In the records, find each line where "shield" occurs, and copy it.

■ ■ ■ ■ ■

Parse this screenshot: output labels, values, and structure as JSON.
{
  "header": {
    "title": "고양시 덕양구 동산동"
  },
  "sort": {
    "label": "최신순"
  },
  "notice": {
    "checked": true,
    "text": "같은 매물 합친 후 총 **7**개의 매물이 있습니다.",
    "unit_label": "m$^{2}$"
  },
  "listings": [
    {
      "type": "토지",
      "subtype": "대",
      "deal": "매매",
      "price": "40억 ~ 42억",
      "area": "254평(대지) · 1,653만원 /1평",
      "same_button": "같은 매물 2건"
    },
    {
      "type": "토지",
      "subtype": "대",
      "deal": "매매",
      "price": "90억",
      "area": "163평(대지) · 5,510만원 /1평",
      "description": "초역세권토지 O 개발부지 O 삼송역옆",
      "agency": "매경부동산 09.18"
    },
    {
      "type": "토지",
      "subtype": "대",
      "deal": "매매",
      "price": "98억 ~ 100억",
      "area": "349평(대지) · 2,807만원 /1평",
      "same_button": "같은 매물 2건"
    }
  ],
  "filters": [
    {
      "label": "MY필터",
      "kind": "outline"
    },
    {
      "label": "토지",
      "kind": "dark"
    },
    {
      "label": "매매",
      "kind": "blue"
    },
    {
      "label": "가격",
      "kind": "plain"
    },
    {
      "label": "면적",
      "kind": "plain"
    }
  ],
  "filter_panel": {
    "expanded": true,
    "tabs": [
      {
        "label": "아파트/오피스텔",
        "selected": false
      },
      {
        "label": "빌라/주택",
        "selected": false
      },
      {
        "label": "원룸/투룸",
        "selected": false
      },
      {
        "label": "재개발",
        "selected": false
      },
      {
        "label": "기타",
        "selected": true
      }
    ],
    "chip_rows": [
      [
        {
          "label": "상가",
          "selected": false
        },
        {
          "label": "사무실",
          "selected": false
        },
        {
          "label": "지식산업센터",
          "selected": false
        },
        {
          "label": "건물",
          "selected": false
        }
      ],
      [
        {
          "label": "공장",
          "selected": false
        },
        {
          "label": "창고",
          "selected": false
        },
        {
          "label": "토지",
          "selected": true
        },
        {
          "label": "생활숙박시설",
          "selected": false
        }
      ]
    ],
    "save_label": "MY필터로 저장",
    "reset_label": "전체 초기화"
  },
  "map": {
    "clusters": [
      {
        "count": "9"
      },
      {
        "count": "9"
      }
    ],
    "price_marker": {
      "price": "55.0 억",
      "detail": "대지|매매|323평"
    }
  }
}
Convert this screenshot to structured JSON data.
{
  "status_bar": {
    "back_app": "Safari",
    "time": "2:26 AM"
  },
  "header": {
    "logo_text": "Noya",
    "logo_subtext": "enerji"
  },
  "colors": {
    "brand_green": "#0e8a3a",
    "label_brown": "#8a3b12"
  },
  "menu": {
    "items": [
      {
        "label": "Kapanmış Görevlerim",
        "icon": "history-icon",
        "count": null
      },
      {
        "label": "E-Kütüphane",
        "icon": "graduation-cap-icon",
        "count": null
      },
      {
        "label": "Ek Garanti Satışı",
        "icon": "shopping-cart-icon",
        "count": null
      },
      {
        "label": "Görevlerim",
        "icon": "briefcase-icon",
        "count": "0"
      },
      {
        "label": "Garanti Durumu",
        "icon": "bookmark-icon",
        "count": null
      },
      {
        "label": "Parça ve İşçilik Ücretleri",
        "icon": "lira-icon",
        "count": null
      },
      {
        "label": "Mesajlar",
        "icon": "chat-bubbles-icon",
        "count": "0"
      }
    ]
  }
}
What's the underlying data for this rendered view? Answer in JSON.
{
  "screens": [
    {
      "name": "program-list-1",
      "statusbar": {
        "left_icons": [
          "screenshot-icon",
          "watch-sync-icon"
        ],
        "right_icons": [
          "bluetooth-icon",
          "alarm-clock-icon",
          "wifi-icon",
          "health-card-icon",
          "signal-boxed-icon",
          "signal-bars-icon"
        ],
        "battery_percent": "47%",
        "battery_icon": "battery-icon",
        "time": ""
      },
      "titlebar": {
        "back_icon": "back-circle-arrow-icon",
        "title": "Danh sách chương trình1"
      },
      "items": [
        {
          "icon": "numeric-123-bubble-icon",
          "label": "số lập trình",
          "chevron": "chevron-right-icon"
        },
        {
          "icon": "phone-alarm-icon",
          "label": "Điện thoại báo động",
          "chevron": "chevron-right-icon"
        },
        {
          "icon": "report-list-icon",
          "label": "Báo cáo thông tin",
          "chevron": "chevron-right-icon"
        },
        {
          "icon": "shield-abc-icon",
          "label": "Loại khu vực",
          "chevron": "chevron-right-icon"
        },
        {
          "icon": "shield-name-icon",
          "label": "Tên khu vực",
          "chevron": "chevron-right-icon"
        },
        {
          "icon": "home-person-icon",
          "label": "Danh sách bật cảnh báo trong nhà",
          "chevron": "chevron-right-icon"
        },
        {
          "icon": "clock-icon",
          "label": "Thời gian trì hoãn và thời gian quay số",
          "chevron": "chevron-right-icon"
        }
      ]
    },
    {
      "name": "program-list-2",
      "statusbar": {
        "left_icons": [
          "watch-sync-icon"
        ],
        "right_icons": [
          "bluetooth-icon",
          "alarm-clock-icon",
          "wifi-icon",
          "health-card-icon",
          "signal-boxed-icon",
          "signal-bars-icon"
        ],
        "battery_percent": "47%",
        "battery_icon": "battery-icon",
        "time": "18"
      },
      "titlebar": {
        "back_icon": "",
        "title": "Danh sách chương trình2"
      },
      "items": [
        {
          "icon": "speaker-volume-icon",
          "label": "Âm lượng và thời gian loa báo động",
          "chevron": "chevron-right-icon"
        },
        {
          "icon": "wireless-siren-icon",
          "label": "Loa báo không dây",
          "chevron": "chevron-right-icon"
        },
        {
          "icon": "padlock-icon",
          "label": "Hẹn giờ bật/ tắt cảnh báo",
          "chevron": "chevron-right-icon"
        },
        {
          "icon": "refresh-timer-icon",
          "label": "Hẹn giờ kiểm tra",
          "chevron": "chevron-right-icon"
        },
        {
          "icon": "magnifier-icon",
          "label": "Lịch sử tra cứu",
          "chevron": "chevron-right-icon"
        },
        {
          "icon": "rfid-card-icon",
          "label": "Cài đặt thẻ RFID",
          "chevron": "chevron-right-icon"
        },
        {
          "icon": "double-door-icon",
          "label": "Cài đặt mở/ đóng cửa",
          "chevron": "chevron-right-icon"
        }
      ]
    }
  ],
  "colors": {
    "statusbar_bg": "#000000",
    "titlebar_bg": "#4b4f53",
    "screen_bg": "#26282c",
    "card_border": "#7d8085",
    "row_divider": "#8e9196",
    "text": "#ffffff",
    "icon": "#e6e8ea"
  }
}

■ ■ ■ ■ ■

Exercise output =>
          "icon": "shield-abc-icon",
          "icon": "shield-name-icon",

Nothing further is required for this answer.